◆ Input for this task ◆
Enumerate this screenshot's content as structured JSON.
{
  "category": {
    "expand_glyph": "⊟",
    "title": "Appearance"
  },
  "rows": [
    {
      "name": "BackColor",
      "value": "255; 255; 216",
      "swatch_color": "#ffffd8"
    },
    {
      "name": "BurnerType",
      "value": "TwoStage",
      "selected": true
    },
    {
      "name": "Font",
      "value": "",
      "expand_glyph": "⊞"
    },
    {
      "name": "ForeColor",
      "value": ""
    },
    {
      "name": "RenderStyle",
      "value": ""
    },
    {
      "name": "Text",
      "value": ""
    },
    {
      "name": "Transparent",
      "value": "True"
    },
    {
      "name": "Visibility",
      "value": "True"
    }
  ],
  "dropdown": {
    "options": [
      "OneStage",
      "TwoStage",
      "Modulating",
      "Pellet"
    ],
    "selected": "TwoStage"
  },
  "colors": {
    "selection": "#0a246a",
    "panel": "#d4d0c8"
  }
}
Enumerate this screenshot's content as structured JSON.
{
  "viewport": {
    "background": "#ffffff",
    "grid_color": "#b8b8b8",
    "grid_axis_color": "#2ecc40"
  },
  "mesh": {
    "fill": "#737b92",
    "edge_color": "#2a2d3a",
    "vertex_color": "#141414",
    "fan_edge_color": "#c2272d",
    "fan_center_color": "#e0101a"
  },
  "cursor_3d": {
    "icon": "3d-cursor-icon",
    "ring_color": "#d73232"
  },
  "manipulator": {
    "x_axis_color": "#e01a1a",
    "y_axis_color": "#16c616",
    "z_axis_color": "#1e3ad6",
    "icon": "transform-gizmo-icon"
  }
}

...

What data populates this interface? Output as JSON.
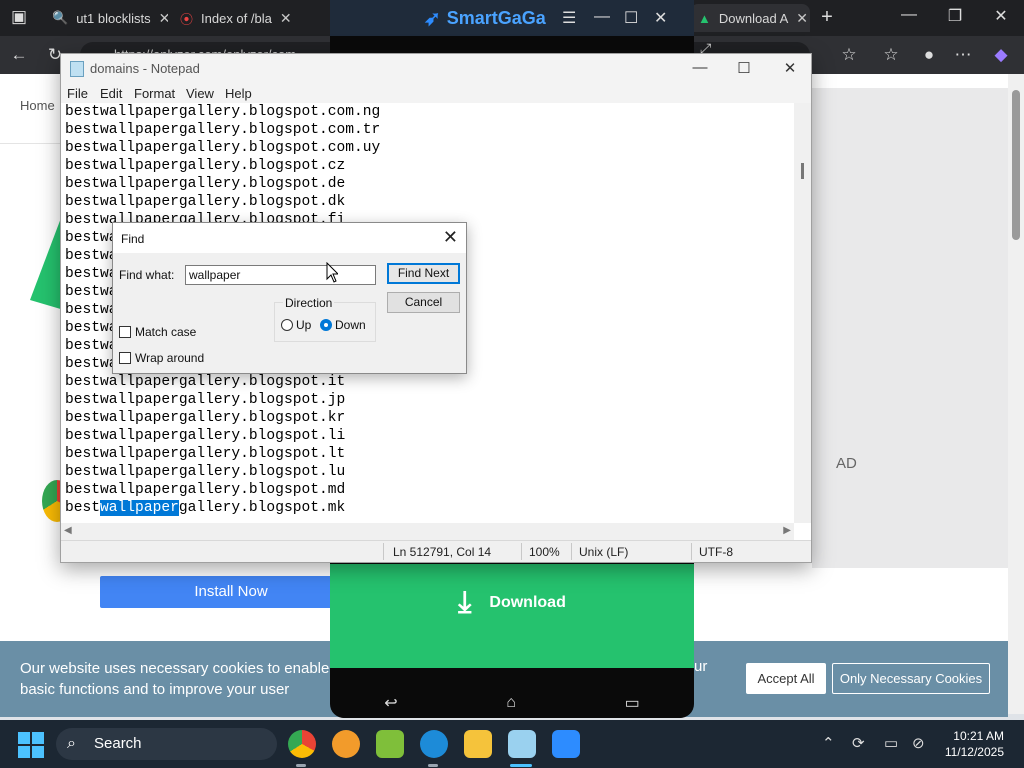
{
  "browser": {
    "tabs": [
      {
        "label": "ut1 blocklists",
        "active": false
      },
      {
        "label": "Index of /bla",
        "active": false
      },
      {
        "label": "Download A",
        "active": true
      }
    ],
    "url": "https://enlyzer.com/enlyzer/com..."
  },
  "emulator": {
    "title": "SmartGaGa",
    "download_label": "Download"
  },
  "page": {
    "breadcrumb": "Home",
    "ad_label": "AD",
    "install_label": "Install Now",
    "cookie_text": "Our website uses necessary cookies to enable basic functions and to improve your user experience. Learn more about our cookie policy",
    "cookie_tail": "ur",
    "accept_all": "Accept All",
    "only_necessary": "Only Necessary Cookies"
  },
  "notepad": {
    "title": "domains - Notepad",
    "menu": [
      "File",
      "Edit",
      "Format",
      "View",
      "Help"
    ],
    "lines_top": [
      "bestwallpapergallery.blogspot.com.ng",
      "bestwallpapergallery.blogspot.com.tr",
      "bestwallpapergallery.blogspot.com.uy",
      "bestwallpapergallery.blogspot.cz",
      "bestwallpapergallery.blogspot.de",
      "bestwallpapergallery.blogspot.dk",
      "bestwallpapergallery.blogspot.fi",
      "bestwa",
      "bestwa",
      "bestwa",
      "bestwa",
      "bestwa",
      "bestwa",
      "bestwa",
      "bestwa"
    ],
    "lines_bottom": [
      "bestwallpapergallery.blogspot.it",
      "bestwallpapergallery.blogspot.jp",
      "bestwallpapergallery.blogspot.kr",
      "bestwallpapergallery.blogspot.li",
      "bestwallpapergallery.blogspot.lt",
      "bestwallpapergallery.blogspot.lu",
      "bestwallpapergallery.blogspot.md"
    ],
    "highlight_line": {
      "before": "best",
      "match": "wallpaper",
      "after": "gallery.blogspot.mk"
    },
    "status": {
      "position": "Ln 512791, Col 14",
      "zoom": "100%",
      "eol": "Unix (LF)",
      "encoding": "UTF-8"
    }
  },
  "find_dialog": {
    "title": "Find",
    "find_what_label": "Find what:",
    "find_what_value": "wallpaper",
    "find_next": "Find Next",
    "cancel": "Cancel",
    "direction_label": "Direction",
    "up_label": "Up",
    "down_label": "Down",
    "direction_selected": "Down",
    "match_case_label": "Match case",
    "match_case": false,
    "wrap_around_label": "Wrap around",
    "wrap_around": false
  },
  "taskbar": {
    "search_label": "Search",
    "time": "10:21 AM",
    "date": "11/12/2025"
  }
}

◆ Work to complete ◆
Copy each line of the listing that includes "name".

◆ Exercise result ◆
      "name": "BackColor",
      "name": "BurnerType",
      "name": "Font",
      "name": "ForeColor",
      "name": "RenderStyle",
      "name": "Text",
      "name": "Transparent",
      "name": "Visibility",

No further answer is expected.